"Net migration from the A8 countries, which joined the EU in 2004, is now statistically insignificant for the first time since then," he says.
"Moreover, figures for National Insurance registrations, which measure new arrivals registering to work, also fell, with the number of EU nationals registering in April to June falling more than 12% on the same period a year earlier.
"These statistics confirm that Brexit is having a significant impact on migration flows, even before we have left the EU or any changes are made to law or policy."
For its part, the ONS is cautioning that it's too early to say this is a long-term trend. So are there other factors beyond a suspected Brexit effect?
Since the Brexit referendum, the falls in the pound on currency markets mean that money made in the UK buys less back home.
This is really important for workers who are sending cash back to their families - and a decisive factor in decisions to move all around the world.
Last June, the pound bought almost 6 Polish zlotys. Today, it buys only 4.6 zlotys.
What's more, when people choose to move to another country, they're not just looking at the circumstances there, but, fairly obviously, at the conditions at home.
And there is no doubt that for some EU workers, coming to the UK isn't the slam-dunk deal it once was.
The Polish economy, for example, has one of the strongest growth rates in the EU and its government is lobbying workers to stay at home, rather than take their skills elsewhere.
Whatever the precise factors, the government will want to present all this as a victory for its strategy and progress towards its net migration target.
And while campaigners for falls will be buoyed by the statistics - some are urging caution.
"This is a step forward but it is largely good fortune," says Lord Green, chairman of Migrationwatch UK, a pressure group.
"It is mainly due to a reduction in the huge net inflow of East Europeans from 100,000 to 50,000. This should not obscure the fact that migration remains at an unacceptable level of a quarter of a million a year with massive implications for the scale and nature of our society."
That's a pointer to the scale of the challenge ministers still face, if they are determined to stick to their target. Net migration from the rest of the world still stands at 180,000 people a year - and that is the one part of policy that the UK can currently completely control.
The August figures have also revealed some fascinating truths about migration, and people's intentions, that until now have been subjected to myth, fears and an awful lot of speculation - do people leave the UK when they should?
Well, we don't really know - or at least we didn't until now. The ONS uses a large rolling survey at ports to estimate immigration and emigration - but it's only as good as a survey can be - it has limitations.
Now, we have "exit checks" data - figures derived from the scans of passports and so on as people leave the UK at our ports.
And the figures from the Home Office show, for the first time, that the vast majority of visitors to the UK who require a visa leave the UK when they should.
Some 1.34 million visas granted to non-EEA nationals expired in 2016-17. Of those people who had not already secured a legal reason to stay on, 96.3% departed in time. A further 0.4% left after their visa expired. It's not quite clear what happened to the remaining 3.3%.
So, of all those visas, around 40,000 overstayed.

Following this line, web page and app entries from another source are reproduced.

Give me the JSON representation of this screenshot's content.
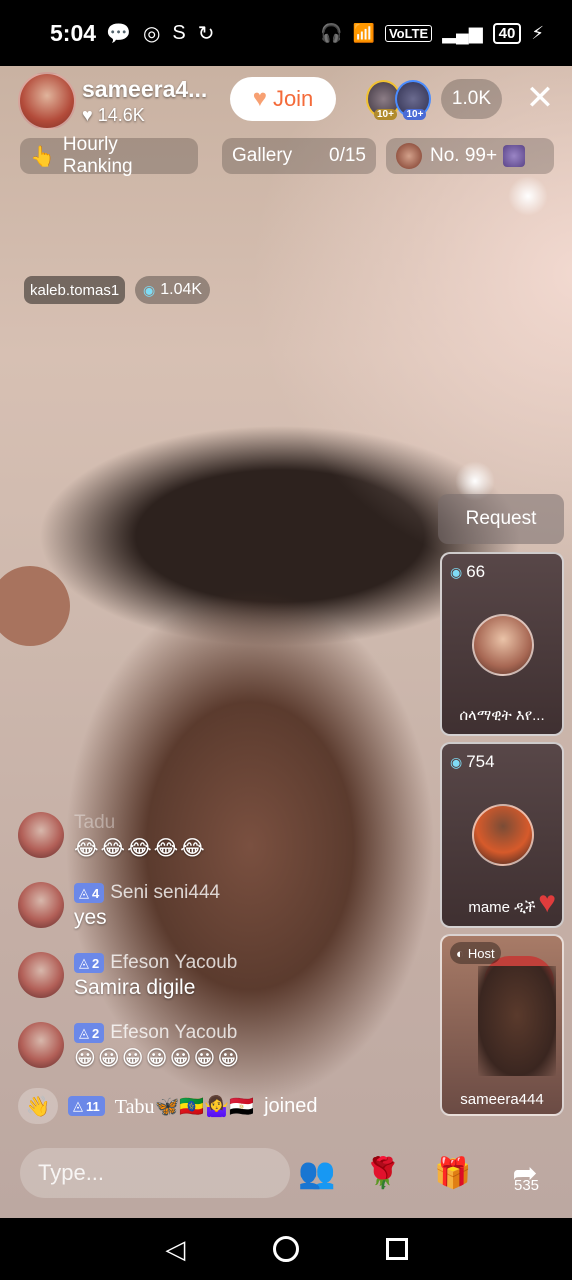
{
  "status_bar": {
    "time": "5:04",
    "battery": "40",
    "network_label": "VoLTE"
  },
  "host": {
    "name": "sameera4...",
    "likes": "14.6K",
    "join_label": "Join"
  },
  "viewers": {
    "badge_a": "10+",
    "badge_b": "10+",
    "count": "1.0K"
  },
  "chips": {
    "hourly_ranking": "Hourly Ranking",
    "gallery_label": "Gallery",
    "gallery_count": "0/15",
    "rank_label": "No. 99+"
  },
  "guest": {
    "tag": "kaleb.tomas1",
    "score": "1.04K"
  },
  "request_label": "Request",
  "slots": [
    {
      "score": "66",
      "name": "ሰላማዊት እየ..."
    },
    {
      "score": "754",
      "name": "mame ዲች"
    },
    {
      "badge": "Host",
      "name": "sameera444"
    }
  ],
  "chat": [
    {
      "user": "Tadu",
      "level": "",
      "text": "😂😂😂😂😂"
    },
    {
      "user": "Seni seni444",
      "level": "4",
      "text": "yes"
    },
    {
      "user": "Efeson Yacoub",
      "level": "2",
      "text": "Samira digile"
    },
    {
      "user": "Efeson Yacoub",
      "level": "2",
      "text": "😀😀😀😀😀😀😀"
    }
  ],
  "joined": {
    "level": "11",
    "user": "Tabu🦋🇪🇹🤷‍♀️🇪🇬",
    "suffix": "joined"
  },
  "bottom_bar": {
    "placeholder": "Type...",
    "share_count": "535"
  }
}
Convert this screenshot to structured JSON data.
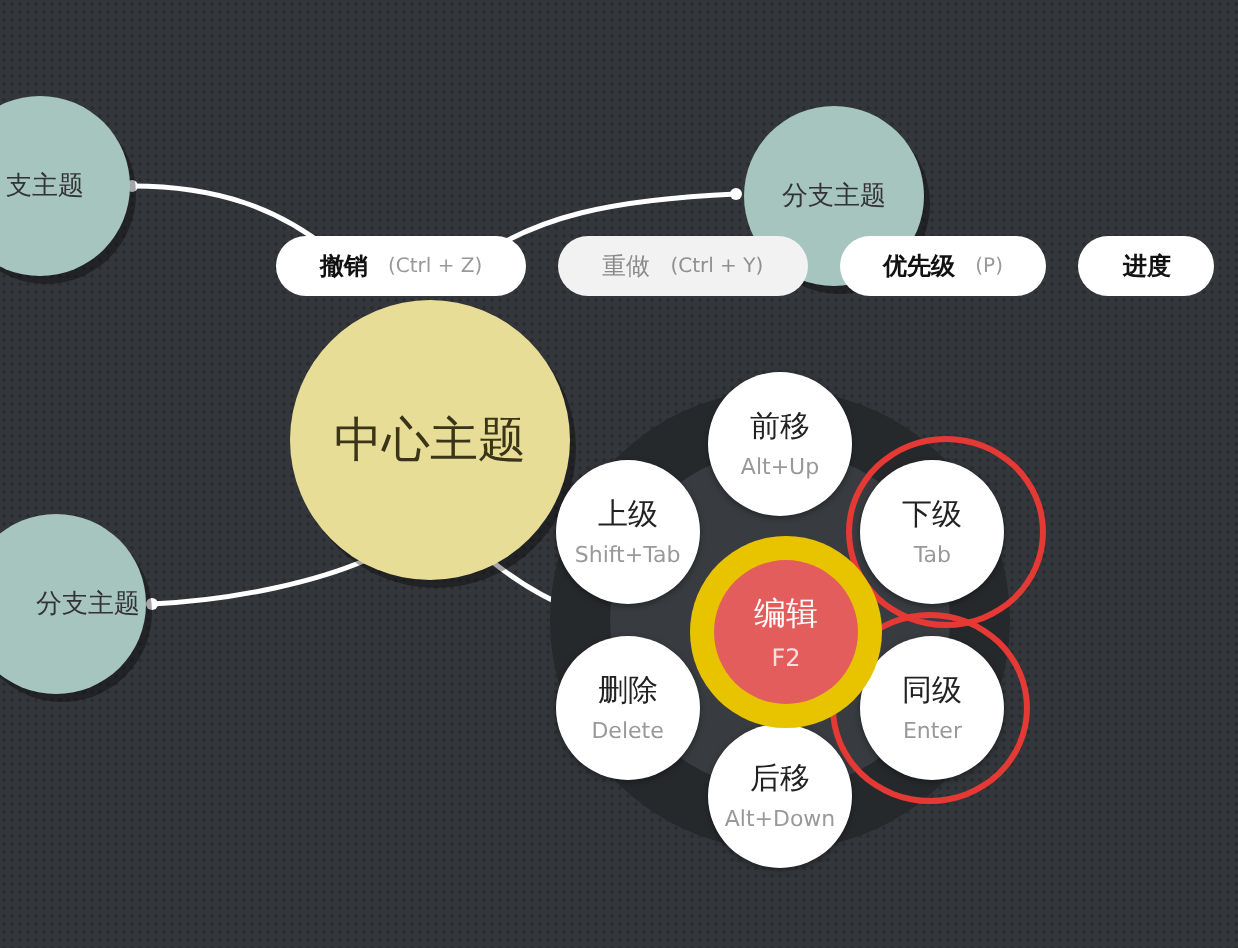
{
  "branch_topics": [
    {
      "text": "支主题"
    },
    {
      "text": "分支主题"
    },
    {
      "text": "分支主题"
    }
  ],
  "central_topic": {
    "text": "中心主题"
  },
  "toolbar": [
    {
      "label": "撤销",
      "shortcut": "(Ctrl + Z)",
      "disabled": false
    },
    {
      "label": "重做",
      "shortcut": "(Ctrl + Y)",
      "disabled": true
    },
    {
      "label": "优先级",
      "shortcut": "(P)",
      "disabled": false
    },
    {
      "label": "进度",
      "disabled": false
    }
  ],
  "radial_menu": {
    "center": {
      "label": "编辑",
      "shortcut": "F2"
    },
    "items": [
      {
        "label": "前移",
        "shortcut": "Alt+Up",
        "highlighted": false
      },
      {
        "label": "上级",
        "shortcut": "Shift+Tab",
        "highlighted": false
      },
      {
        "label": "下级",
        "shortcut": "Tab",
        "highlighted": true
      },
      {
        "label": "删除",
        "shortcut": "Delete",
        "highlighted": false
      },
      {
        "label": "同级",
        "shortcut": "Enter",
        "highlighted": true
      },
      {
        "label": "后移",
        "shortcut": "Alt+Down",
        "highlighted": false
      }
    ]
  }
}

And what's even more interesting are the figures around students. International students have been a hot topic in the migration debate with some claiming that they habitually overstay their visas. Some of the predictions for student over-stayers have been enormous.
The exit check data shows the rate of compliance - those who play by the rules - was 97.4%. And that suggests that assumptions about mass overstaying are either simply wrong or, alternatively, a thing of the past after a crackdown on bogus colleges.